Monday, September 14, 2015

Primrose Bay

Some quality new sandstone problems from Hamish Fraser near Cummingston:

Monday, August 17, 2015

Submerged Bouldering

Fancy bouldering underwater, floating up holds? Try 'The Ark' blocs at Loch Arklet, beside the Stronachlachlar boulders. Usually submerged, they emerge clean and smooth and rippled in late summer, when the thirsts of Glaswegians drain this feeder loch enough to reveal a pair of conjoined blocs. There are a few nice sit starts on perfect schist, with a tough wee roof on 'The Arklet'. Being 3 minutes from the road, they are a perfect summer's picnic venue, with often a breeze rippling the loch to keep the midges to the higher blocs in the bracken up at An Garadh.

Monday, August 10, 2015

Summer Bouldering on the Scottish coast

Escaping to the coast has been the only bouldering option in the summer heat, especially in a summer where the bracken seems to have gone Jurassic. The first video shows the excellent 'Wind Oyster' boulder problem on Gigha, and the second video is of the fine little Pinbain pinnacle at Girvan.

Good news for those new to bouldering in Scotland - the third edition of the guide is well under way and we hope to have it available by early 2016. These two new venues feature in it, amongst about 150 other venues. It's almost impossible keeping up with all the localised developments and this will be the last gazetteer of Scottish bouldering before it goes entirely fractal and into area guides, so email me your venue information if you want it featured >>>

Sunday, April 26, 2015

Cochno Stones: Archaeology and Bouldering

High above the residential northern shores of the Clyde is a strip of sandstone geology outcropping all the way to Craigmaddie Muir in the east. It lies hidden under a mossy understorey mostly, and varies in consistency and quality, but was once the attention of neolithic archaeologists, until they had to bury what is one of Scotland's greatest rock-art sites.The 'Cochno Stone' was uncovered by the Rev James Harvey in 1887 on open land near what is now the Faifley housing estate. It is covered with dozens of cup and ring marks, grooved spirals, along with a ringed cross and a pair of four-toed feet. It was briefly a chalked-in tourist attraction until it was buried to prevent vandalism in 1964.

Rock-art these days is a kinaesthetic thing, recorded as bouldering on photo-video networks, rather than pecked out on rock plinths. I've always like the connection between the vibrant, fluid circles and lines inscribed on the rock and the modern tracery of bouldering; there is a long connection of being in the same place, despite the different physicalities, changed rituals and contexts. Bouldering is a ritual of uncovering climbing movement, moving on in stations to the next problem, a kind of sporting religion. Every climber knows the call, the Sunday bells of unclimbed rocks...

The Cochno Stones, as I call them, are nearby crags and blocs at Auchnacraig car-park which have seen the light after a rhododendron cull.

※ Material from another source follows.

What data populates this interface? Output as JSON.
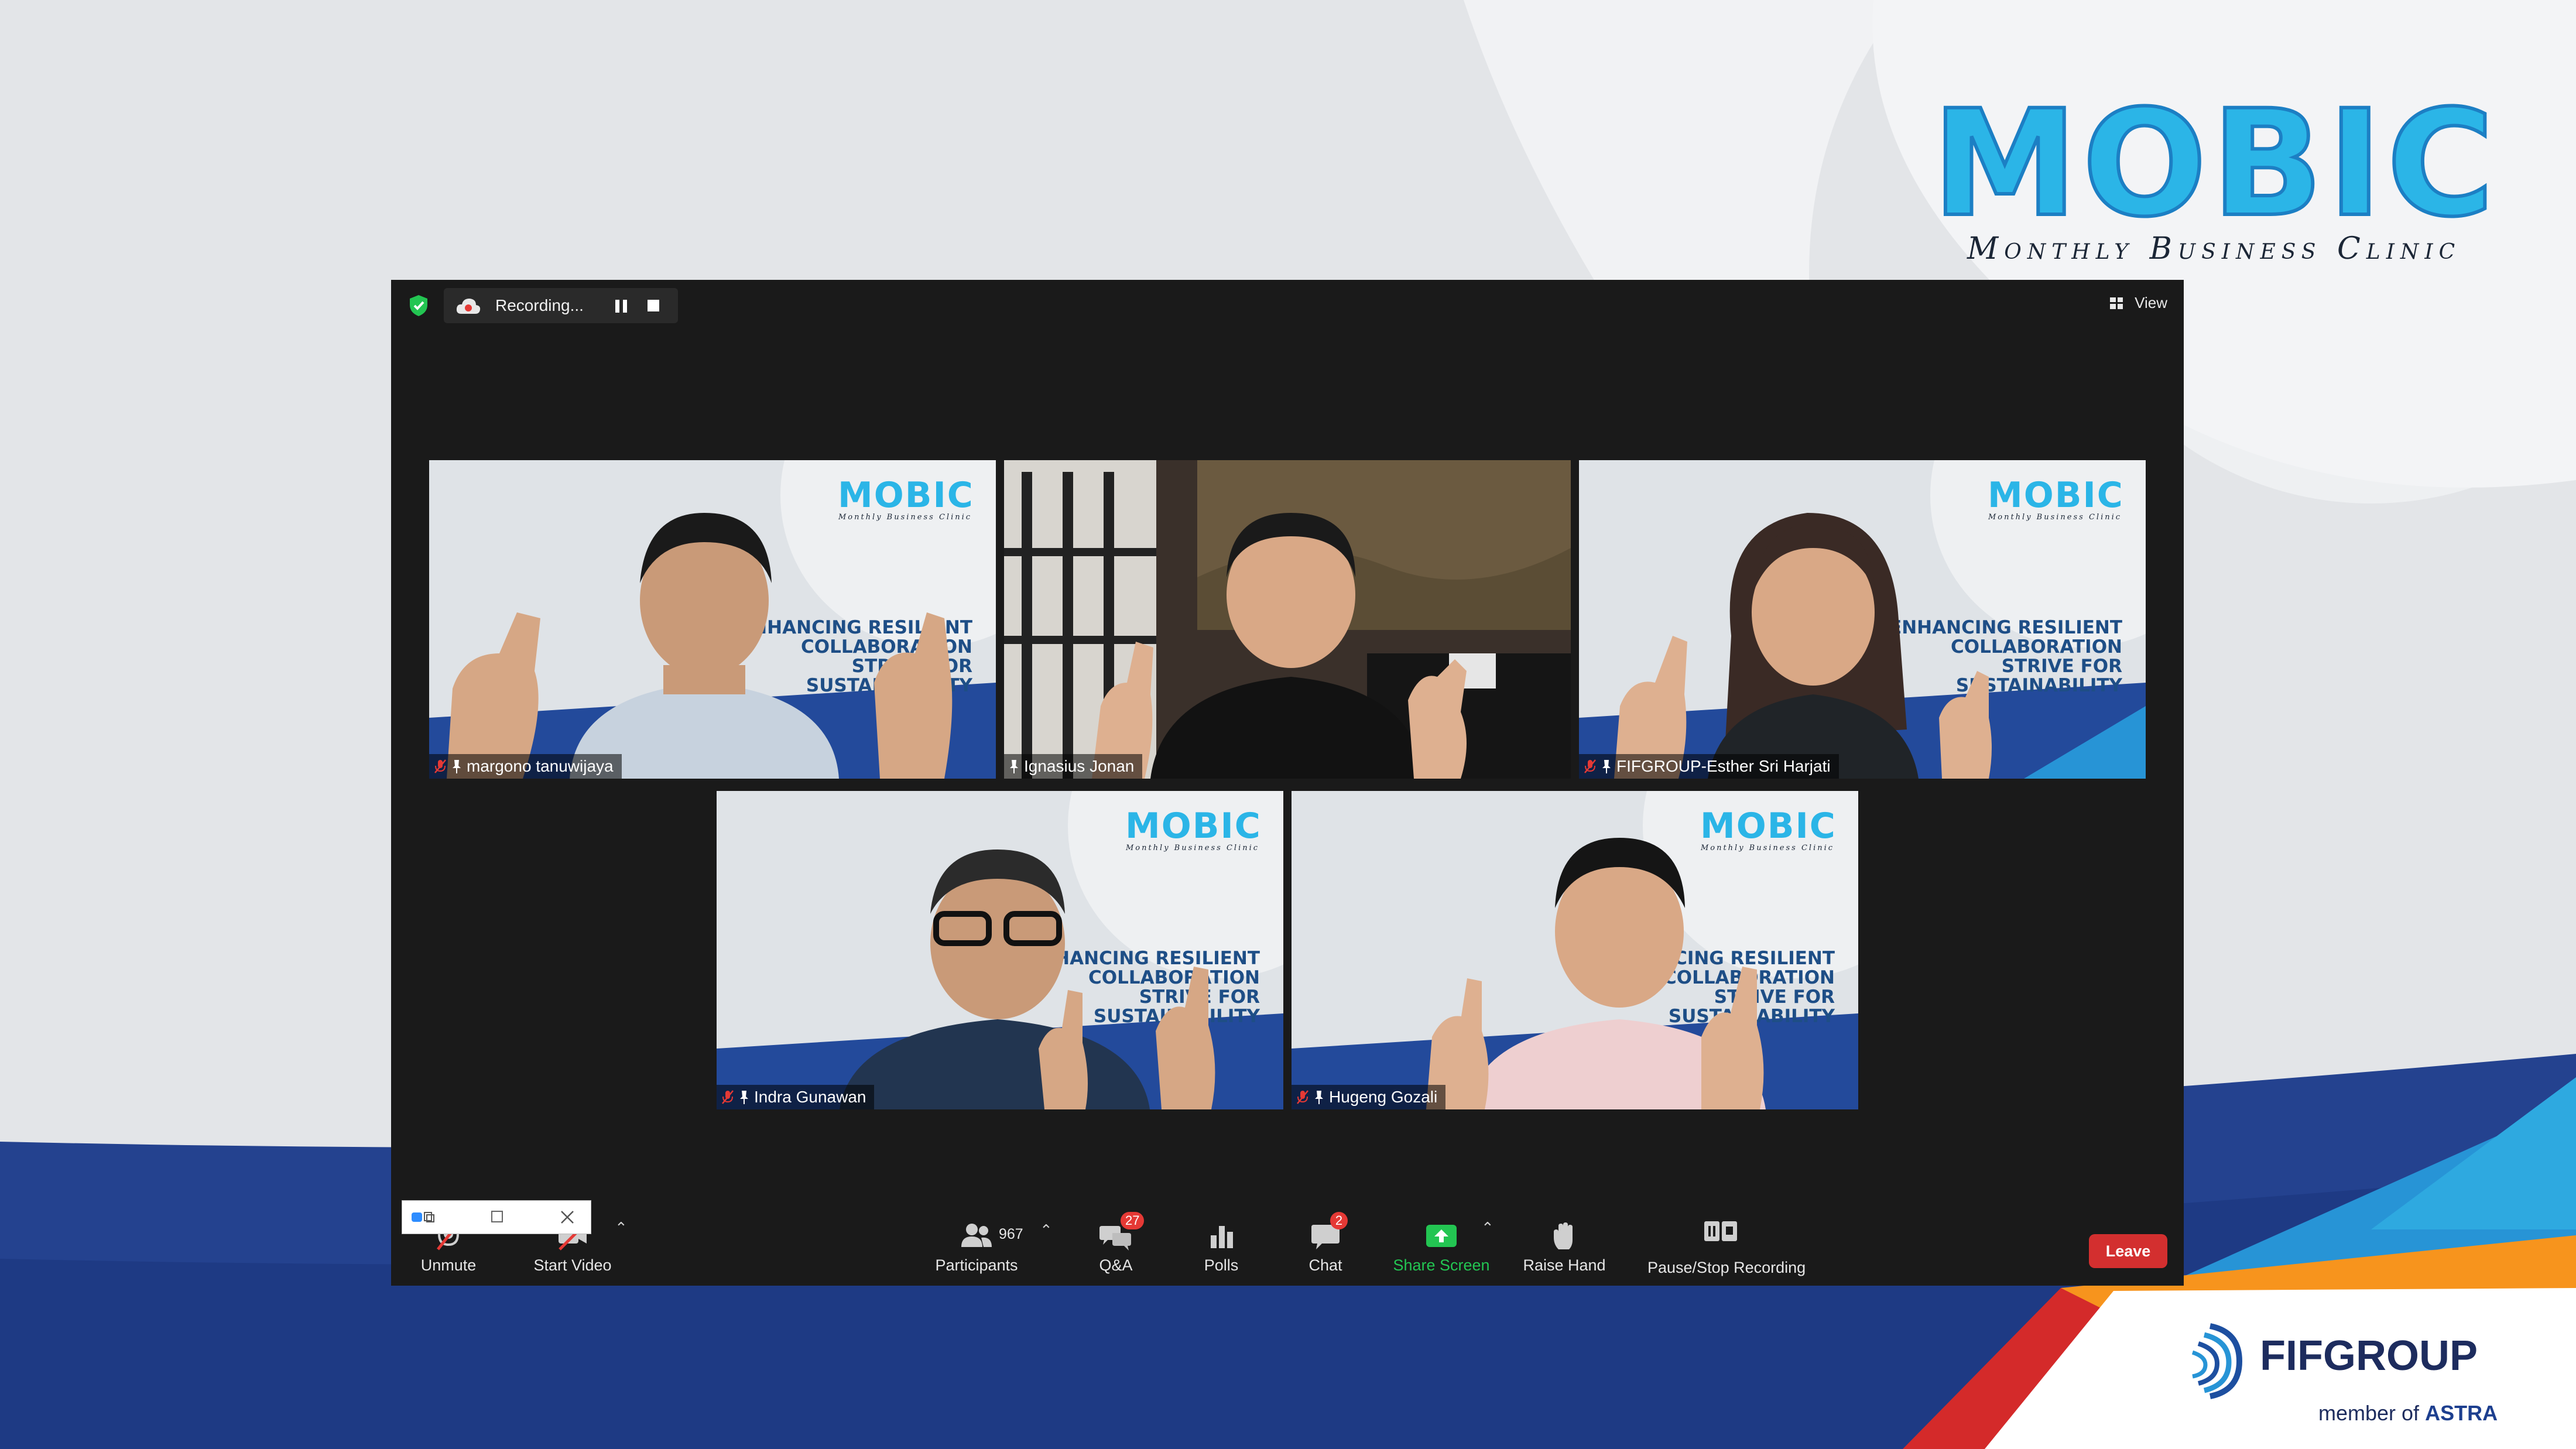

Under their mossy garb are various gritstone-like problems complete with embedded river pebbles from an ancient flood. Drying out nicely and desperate for traffic, they sit at the entrance to Auchnacraig House by the car-park for the Faifley walks. Take a brush and go make some modern rock-art!

 Smithless Wall 6a

 Cochno Prow 6b

Punjab Buffet 7a+